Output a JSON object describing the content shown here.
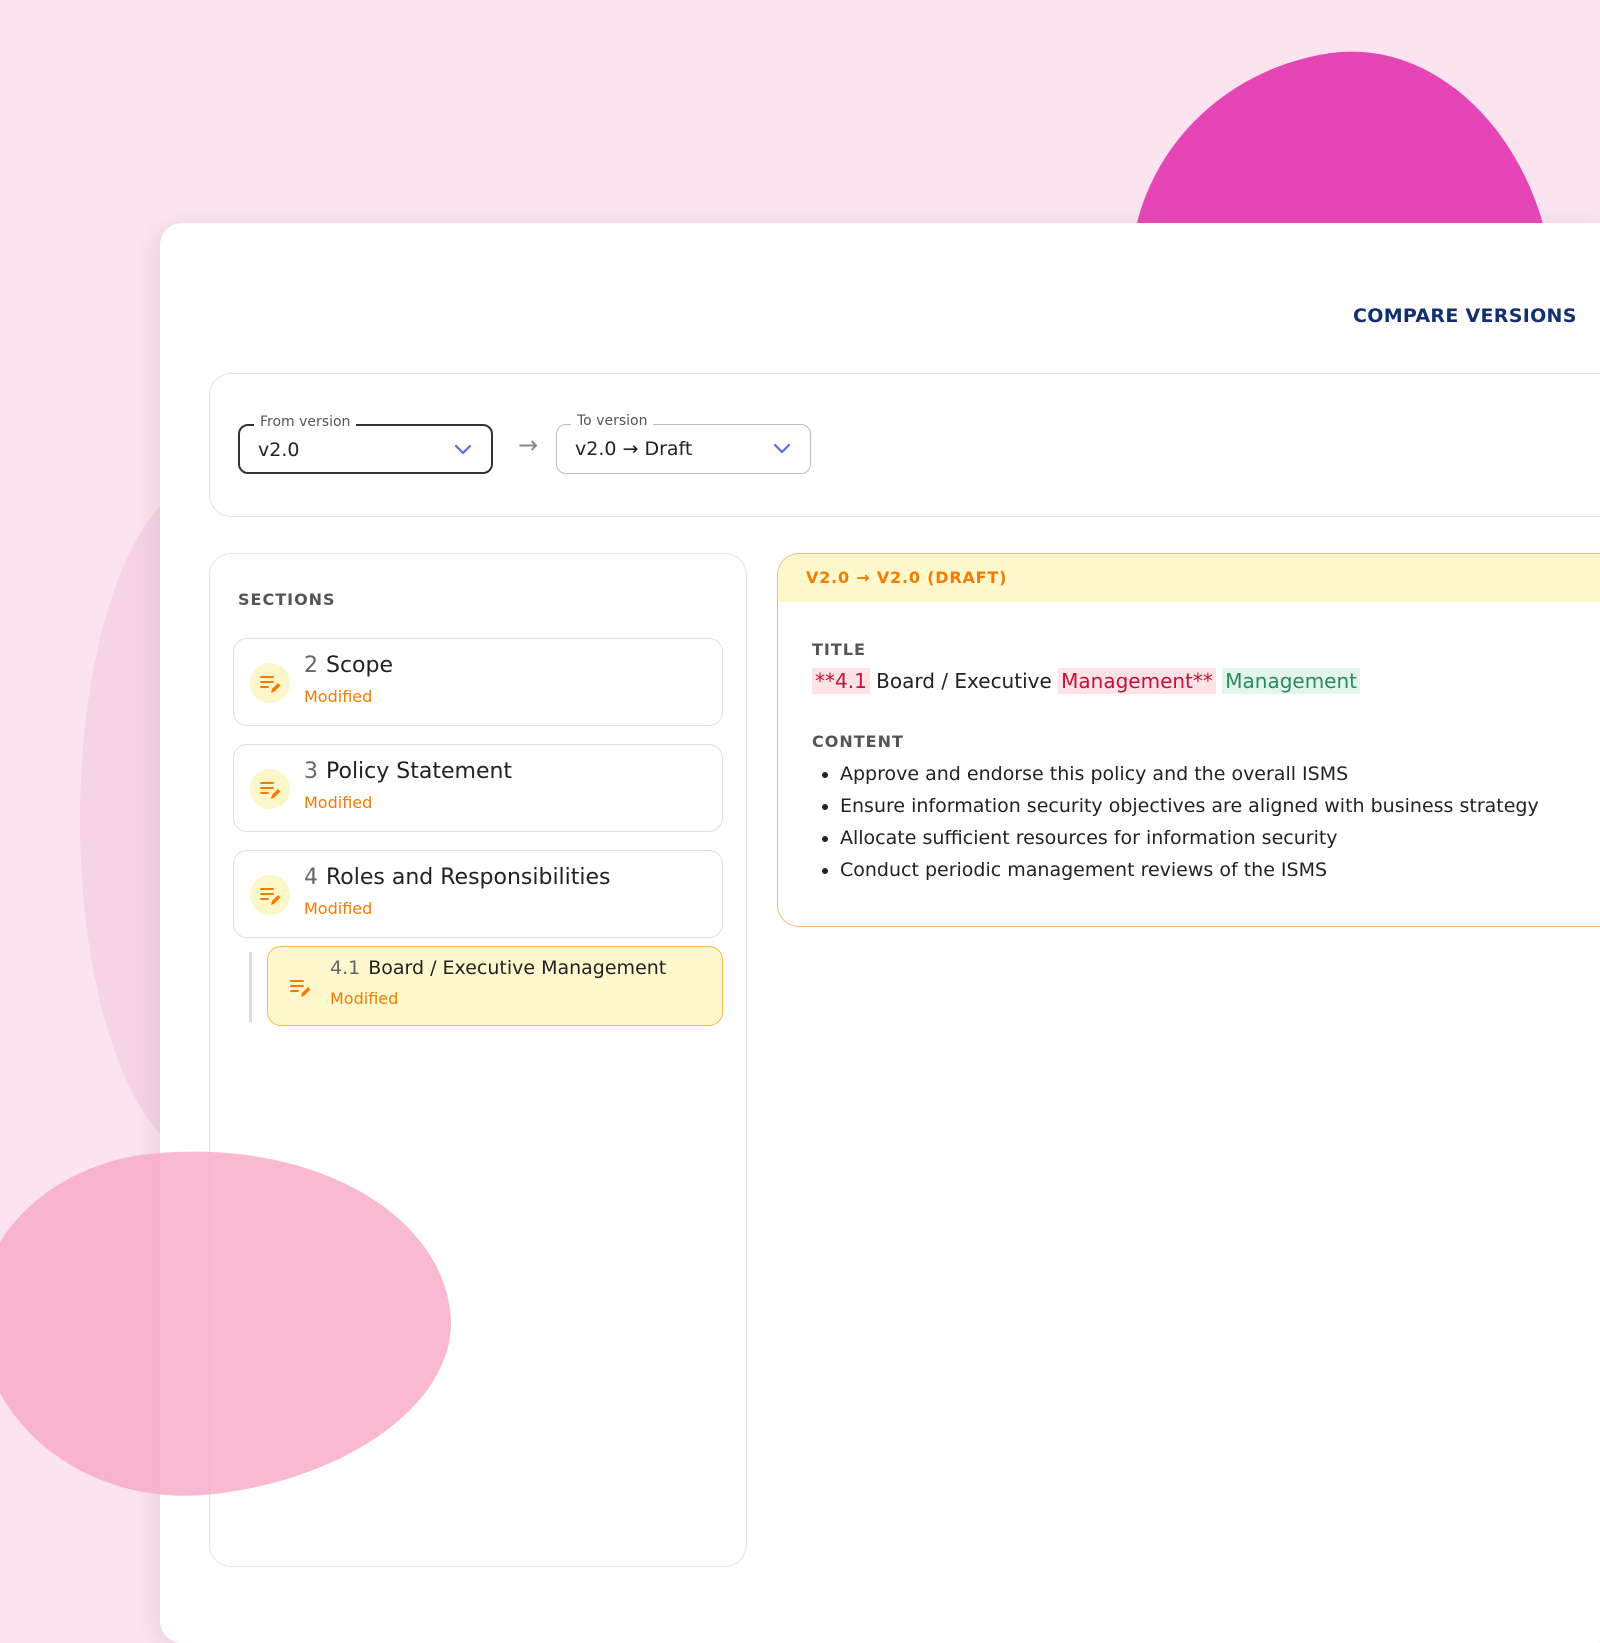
{
  "header": {
    "title": "COMPARE VERSIONS"
  },
  "selector": {
    "from": {
      "label": "From version",
      "value": "v2.0"
    },
    "to": {
      "label": "To version",
      "value": "v2.0 → Draft"
    },
    "arrow": "→"
  },
  "sections": {
    "heading": "SECTIONS",
    "items": [
      {
        "number": "2",
        "title": "Scope",
        "status": "Modified"
      },
      {
        "number": "3",
        "title": "Policy Statement",
        "status": "Modified"
      },
      {
        "number": "4",
        "title": "Roles and Responsibilities",
        "status": "Modified"
      },
      {
        "number": "4.1",
        "title": "Board / Executive Management",
        "status": "Modified",
        "selected": true
      }
    ]
  },
  "diff": {
    "header": "V2.0 → V2.0 (DRAFT)",
    "title_label": "TITLE",
    "title_parts": {
      "del1": "**4.1",
      "plain": " Board / Executive ",
      "del2": "Management**",
      "ins": "Management"
    },
    "content_label": "CONTENT",
    "content_items": [
      "Approve and endorse this policy and the overall ISMS",
      "Ensure information security objectives are aligned with business strategy",
      "Allocate sufficient resources for information security",
      "Conduct periodic management reviews of the ISMS"
    ]
  },
  "colors": {
    "background": "#fbe4ef",
    "accent_navy": "#12306e",
    "modified_orange": "#f57c00",
    "deletion_red": "#c2113a",
    "insertion_green": "#2a8a5e",
    "blob_magenta": "#e545b5"
  },
  "icons": {
    "section_status": "edit-note-icon",
    "dropdown": "chevron-down-icon"
  }
}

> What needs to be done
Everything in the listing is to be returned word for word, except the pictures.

> Problem solution
Output a JSON object describing the content shown here.
{
  "header": {
    "title": "COMPARE VERSIONS"
  },
  "selector": {
    "from": {
      "label": "From version",
      "value": "v2.0"
    },
    "to": {
      "label": "To version",
      "value": "v2.0 → Draft"
    },
    "arrow": "→"
  },
  "sections": {
    "heading": "SECTIONS",
    "items": [
      {
        "number": "2",
        "title": "Scope",
        "status": "Modified"
      },
      {
        "number": "3",
        "title": "Policy Statement",
        "status": "Modified"
      },
      {
        "number": "4",
        "title": "Roles and Responsibilities",
        "status": "Modified"
      },
      {
        "number": "4.1",
        "title": "Board / Executive Management",
        "status": "Modified",
        "selected": true
      }
    ]
  },
  "diff": {
    "header": "V2.0 → V2.0 (DRAFT)",
    "title_label": "TITLE",
    "title_parts": {
      "del1": "**4.1",
      "plain": " Board / Executive ",
      "del2": "Management**",
      "ins": "Management"
    },
    "content_label": "CONTENT",
    "content_items": [
      "Approve and endorse this policy and the overall ISMS",
      "Ensure information security objectives are aligned with business strategy",
      "Allocate sufficient resources for information security",
      "Conduct periodic management reviews of the ISMS"
    ]
  },
  "colors": {
    "background": "#fbe4ef",
    "accent_navy": "#12306e",
    "modified_orange": "#f57c00",
    "deletion_red": "#c2113a",
    "insertion_green": "#2a8a5e",
    "blob_magenta": "#e545b5"
  },
  "icons": {
    "section_status": "edit-note-icon",
    "dropdown": "chevron-down-icon"
  }
}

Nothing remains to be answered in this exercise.